> [Task statement]: Look over the material for the string "data". Copy every line where it turns up.

> [Records]:

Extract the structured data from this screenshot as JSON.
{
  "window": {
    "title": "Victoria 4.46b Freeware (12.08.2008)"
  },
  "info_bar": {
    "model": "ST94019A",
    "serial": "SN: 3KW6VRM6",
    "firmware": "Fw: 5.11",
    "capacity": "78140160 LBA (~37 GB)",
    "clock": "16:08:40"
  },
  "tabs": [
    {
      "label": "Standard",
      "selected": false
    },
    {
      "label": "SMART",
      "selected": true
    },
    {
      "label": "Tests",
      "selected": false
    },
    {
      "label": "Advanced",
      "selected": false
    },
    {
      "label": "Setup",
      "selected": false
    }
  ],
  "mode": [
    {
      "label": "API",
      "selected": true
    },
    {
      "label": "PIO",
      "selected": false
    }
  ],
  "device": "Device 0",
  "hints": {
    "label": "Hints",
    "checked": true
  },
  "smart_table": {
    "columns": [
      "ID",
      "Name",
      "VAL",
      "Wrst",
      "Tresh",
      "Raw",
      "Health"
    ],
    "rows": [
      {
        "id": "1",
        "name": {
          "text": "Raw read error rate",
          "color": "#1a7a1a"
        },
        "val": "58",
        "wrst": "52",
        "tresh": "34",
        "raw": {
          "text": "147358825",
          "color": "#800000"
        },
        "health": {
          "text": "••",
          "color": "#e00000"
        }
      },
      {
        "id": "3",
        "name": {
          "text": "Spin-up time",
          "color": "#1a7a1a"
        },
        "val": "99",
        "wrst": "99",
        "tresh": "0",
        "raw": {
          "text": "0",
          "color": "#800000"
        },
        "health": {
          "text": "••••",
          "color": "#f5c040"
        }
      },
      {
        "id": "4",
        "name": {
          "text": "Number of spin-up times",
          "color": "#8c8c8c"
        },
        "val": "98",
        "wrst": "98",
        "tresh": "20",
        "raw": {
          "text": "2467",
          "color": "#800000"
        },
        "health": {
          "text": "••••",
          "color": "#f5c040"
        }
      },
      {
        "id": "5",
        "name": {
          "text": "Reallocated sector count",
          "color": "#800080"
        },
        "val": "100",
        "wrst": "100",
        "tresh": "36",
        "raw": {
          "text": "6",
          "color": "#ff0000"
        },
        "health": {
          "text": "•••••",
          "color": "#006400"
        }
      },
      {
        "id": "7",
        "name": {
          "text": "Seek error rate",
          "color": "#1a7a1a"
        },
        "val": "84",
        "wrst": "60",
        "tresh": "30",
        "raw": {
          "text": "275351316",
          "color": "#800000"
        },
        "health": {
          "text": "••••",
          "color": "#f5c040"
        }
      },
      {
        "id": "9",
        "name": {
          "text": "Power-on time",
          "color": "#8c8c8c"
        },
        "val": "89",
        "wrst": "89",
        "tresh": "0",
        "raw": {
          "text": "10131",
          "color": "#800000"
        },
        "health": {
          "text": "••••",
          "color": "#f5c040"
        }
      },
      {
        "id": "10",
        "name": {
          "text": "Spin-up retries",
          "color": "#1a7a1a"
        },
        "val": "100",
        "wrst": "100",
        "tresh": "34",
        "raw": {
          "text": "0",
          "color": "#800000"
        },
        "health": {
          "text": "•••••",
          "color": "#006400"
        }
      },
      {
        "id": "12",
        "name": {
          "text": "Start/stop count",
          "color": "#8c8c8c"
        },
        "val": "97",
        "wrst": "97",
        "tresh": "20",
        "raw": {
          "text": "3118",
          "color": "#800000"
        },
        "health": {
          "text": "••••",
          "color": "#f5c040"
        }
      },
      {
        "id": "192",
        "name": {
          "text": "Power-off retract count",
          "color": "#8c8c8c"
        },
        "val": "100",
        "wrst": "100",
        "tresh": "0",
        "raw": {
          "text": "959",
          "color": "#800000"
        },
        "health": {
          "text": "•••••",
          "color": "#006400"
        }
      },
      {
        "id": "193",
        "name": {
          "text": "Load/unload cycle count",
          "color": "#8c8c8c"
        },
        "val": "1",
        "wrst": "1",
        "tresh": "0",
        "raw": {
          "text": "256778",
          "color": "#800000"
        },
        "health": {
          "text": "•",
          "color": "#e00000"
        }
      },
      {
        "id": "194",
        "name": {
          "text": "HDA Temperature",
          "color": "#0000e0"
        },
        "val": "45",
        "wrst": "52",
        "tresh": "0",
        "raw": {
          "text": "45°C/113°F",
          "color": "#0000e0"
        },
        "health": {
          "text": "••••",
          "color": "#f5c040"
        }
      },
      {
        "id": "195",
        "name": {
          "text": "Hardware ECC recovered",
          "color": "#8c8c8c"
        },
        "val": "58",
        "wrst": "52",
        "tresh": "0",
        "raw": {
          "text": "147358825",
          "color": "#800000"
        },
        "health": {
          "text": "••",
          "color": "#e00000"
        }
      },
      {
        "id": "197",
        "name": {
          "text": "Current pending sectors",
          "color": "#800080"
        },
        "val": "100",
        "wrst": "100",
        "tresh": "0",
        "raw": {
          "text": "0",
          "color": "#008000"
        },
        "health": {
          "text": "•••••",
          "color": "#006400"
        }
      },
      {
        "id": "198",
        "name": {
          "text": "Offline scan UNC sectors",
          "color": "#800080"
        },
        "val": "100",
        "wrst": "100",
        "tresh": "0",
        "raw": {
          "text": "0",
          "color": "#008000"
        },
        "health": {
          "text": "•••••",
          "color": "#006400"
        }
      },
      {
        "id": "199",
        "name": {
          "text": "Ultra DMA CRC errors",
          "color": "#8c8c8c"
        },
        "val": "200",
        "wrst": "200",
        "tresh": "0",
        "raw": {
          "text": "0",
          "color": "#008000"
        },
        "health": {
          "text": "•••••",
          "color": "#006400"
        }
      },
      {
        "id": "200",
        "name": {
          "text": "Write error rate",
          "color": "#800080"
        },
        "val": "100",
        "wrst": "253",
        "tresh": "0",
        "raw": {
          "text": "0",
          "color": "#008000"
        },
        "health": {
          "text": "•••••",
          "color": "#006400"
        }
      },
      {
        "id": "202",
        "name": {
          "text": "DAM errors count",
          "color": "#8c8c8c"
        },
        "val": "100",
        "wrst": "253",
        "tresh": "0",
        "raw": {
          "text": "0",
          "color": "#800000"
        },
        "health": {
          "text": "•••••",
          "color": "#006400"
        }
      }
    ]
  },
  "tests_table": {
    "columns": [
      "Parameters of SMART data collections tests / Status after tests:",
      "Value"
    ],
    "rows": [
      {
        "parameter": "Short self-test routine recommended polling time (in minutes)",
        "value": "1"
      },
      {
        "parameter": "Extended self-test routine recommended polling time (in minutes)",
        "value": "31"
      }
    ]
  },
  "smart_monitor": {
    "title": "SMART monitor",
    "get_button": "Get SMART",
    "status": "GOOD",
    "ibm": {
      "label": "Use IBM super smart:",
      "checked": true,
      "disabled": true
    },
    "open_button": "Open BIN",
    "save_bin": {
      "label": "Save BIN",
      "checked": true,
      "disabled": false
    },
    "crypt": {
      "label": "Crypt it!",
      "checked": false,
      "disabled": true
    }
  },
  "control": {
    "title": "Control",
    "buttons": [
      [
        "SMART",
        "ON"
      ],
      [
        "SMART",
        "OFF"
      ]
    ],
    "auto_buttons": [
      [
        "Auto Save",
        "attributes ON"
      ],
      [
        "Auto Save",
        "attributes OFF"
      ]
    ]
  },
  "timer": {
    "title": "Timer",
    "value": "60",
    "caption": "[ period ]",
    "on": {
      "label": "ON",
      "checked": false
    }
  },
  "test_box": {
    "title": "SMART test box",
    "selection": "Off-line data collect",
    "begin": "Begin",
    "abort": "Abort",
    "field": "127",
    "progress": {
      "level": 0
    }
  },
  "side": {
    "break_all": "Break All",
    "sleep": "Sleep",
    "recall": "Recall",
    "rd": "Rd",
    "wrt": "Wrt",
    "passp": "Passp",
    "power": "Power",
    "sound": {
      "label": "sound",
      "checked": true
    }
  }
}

> [Your solution]:
Extract the structured data from this screenshot as JSON.
      "Parameters of SMART data collections tests / Status after tests:",
    "selection": "Off-line data collect",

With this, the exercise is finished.